Items listed in a dataset
*** Block opens ***

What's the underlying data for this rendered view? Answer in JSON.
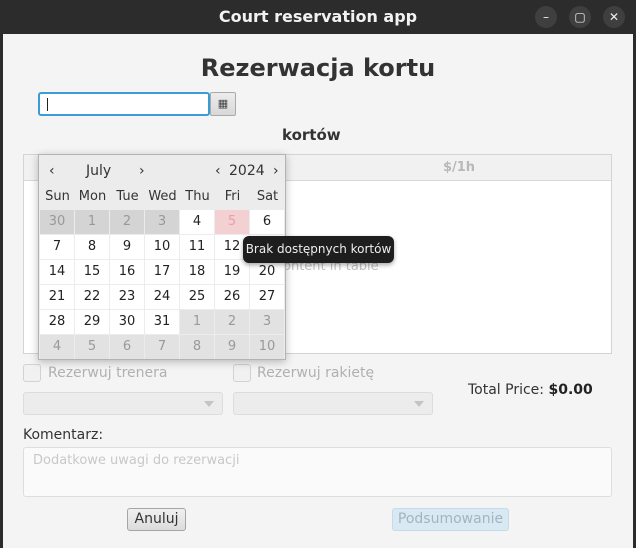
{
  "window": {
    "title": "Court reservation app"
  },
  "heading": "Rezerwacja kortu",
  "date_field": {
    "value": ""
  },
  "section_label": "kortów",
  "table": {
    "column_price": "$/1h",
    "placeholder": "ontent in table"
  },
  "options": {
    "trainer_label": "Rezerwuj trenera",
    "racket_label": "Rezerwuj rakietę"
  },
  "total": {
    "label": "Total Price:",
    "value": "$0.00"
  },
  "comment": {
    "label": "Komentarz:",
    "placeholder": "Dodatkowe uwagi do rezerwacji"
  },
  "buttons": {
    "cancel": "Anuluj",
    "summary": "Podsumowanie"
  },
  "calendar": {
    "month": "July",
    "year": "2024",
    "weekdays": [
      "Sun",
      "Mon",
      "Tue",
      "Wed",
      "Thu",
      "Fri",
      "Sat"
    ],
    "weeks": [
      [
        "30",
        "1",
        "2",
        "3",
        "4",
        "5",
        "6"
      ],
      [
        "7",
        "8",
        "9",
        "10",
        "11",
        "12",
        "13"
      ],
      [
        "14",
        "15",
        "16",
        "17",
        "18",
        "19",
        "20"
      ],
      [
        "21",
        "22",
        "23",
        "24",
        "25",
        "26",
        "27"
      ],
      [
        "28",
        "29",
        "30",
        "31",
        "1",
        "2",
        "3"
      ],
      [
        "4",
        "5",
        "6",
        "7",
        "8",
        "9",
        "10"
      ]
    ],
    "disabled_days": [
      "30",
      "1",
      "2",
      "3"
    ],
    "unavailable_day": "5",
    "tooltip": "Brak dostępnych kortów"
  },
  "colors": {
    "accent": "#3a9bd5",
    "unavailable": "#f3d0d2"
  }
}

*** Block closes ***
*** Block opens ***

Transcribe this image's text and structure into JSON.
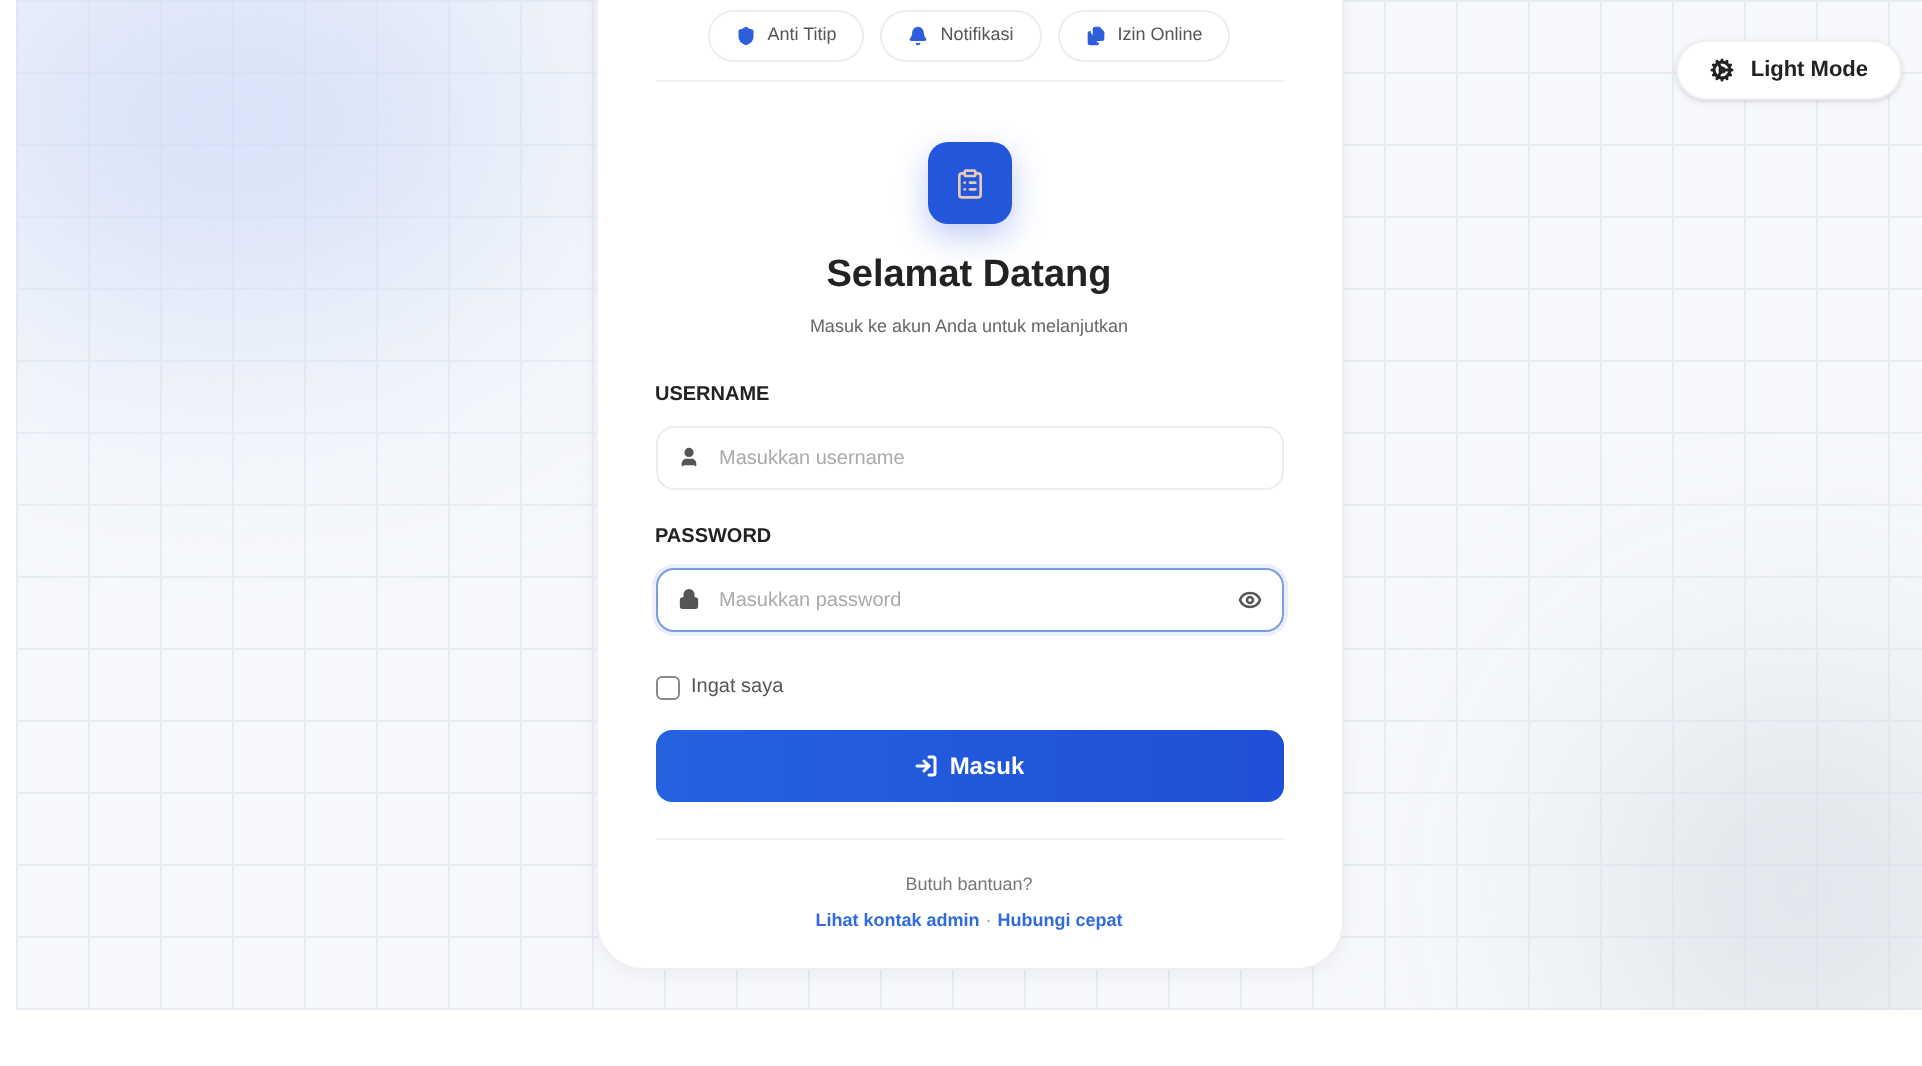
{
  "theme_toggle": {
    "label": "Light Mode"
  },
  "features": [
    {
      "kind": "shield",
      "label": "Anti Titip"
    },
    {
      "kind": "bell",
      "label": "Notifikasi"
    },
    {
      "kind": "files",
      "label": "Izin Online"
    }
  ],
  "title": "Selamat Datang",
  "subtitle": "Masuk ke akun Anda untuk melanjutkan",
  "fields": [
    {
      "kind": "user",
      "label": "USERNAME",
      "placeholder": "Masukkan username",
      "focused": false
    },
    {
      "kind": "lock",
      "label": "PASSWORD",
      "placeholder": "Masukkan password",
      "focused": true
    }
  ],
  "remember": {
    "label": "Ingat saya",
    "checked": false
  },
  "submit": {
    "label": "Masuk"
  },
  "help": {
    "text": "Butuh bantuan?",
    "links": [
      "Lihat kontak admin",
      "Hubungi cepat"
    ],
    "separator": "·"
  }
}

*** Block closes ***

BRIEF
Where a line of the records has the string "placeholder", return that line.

EXERCISE RESULT
    "placeholder": "ontent in table"
    "placeholder": "Dodatkowe uwagi do rezerwacji"
      "placeholder": "Masukkan username",
      "placeholder": "Masukkan password",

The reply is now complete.